Independent agencies, such as the U.S. African Development Foundation, U.S. Trade and Development Agency, Overseas Private Investment Corporation and the United States Institute of Peace have been suggested for elimination. These agencies provide economic support, childhood development, education and food security, amongst other development services to communities throughout Africa, Asia, and the Middle East. Many CLD members’ programs rely on the financial support of USAID, the State Department and numerous independent agencies to support their missions.

It is imperative that Congress does not allow this blueprint to pass because of the negative repercussions it will have on U.S. foreign policy priorities and international development goals.

Additionally, CLD begins and ends with the empowerment of women for gender parity. These budget cuts – receiving strong criticism from both Republicans and Democrats – would jeopardize years of progression that development programs have achieved, particularly in the areas of reproductive and sexual health and gender equality.

The ambitious Sustainable Development Goals (SDGs) rely heavily on investments and resources from the United States. The influence of U.S. foreign policy garners crucial support from communities and other donor countries around the world.

The Trump Administration’s budget proposal focuses on allocating the majority of federal funds towards defense spending. The international development community must stress to Congress that USAID and the State Department are critical implementers in protecting the United States from foreign attacks or additional immigration pressure.

CONCAUSA: Strengthening Youth Initiatives in the Americas

By: Adam Mohawk-Breen and Rebecca Nelson

31808400214_41bdcfb671_kFor International Youth Day, we celebrate the initiatives of America’s young people to fulfill the Sustainable Development Goals!

Today is International Youth Day, which was started by the UN in order to celebrate youth contributions to conflict prevention and the transformation of their communities. This day gives us at América Solidaria a chance to reaffirm our commitment to ensure that every child in the Americas has access to the basic resources they need to live, learn, and grow. One of the most important ways that América Solidaria works to realize this vision is through our CONCAUSA initiative, which supports youth leaders who pursue sustainable development projects in their communities, in conjunction with UNICEF and CEPAL. These youth-led community development projects creatively address one or more of the Millennium Development Goals developed by the UN, which outline ambitious sustainable development goals to be achieved by the year 2030. Through CONCAUSA, América Solidaria selects three of these projects to sponsor with seed capital and mentoring, and invites the youth leaders of these projects to an international conference in Santiago, Chile, where the youth present their projects to their peers and an audience of UN representatives. Youth at the CONCAUSA conference also participate in group workshops and lectures, which are intended to improve the capacity of youth leaders to effect meaningful change in their communities.

On Thursday July, 20th, we closed this year’s CONCAUSA application period with 341 proposals, up from 244 in our pilot year in 2016. The proposals are currently being evaluated by a jury of youth peers and development experts, and the top groups will travel to Santiago de Chile in November of this year to participate in a series of training activities, which will culminate with a seminar at the headquarters of ECLAC. The results will be announced on 30 August through social networks and CONCAUSA web site.

In its first year, 60 young people from 11 countries met in the Chilean capital, sharing their experiences and thereby enriching their own projects, which have continued running during the following months.
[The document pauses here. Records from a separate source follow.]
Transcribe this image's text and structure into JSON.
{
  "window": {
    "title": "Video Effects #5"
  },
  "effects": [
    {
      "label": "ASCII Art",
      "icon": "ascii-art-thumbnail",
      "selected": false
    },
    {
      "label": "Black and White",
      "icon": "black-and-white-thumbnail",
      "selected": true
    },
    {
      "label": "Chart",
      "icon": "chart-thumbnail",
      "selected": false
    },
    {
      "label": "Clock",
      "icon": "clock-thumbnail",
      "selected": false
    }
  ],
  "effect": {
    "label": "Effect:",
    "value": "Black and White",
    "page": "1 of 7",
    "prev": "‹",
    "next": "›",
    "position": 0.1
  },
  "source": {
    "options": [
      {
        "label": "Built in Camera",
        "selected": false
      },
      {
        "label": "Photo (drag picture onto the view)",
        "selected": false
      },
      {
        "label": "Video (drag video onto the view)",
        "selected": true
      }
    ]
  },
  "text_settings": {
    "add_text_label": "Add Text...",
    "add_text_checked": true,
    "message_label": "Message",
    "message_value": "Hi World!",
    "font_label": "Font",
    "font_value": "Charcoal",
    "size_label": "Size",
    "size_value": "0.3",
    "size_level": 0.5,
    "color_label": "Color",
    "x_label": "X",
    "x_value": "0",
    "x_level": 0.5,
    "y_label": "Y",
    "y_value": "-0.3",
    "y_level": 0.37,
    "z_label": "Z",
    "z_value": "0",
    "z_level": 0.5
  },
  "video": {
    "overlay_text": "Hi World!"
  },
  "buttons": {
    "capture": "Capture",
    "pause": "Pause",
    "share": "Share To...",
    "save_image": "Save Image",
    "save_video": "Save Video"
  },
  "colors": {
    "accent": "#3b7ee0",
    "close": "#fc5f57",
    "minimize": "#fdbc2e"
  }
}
América Solidaria is looking forward to holding our second conference this November for a new class of youth leaders. As we hope to provide this opportunity to more youth in the future, contributions to our cause will have a great impact on the number of youth we are able to serve, and the communities we are able to impact. We hope that, on International Youth Day, you consider supporting our commitment to improving the lives of youth throughout the Americas!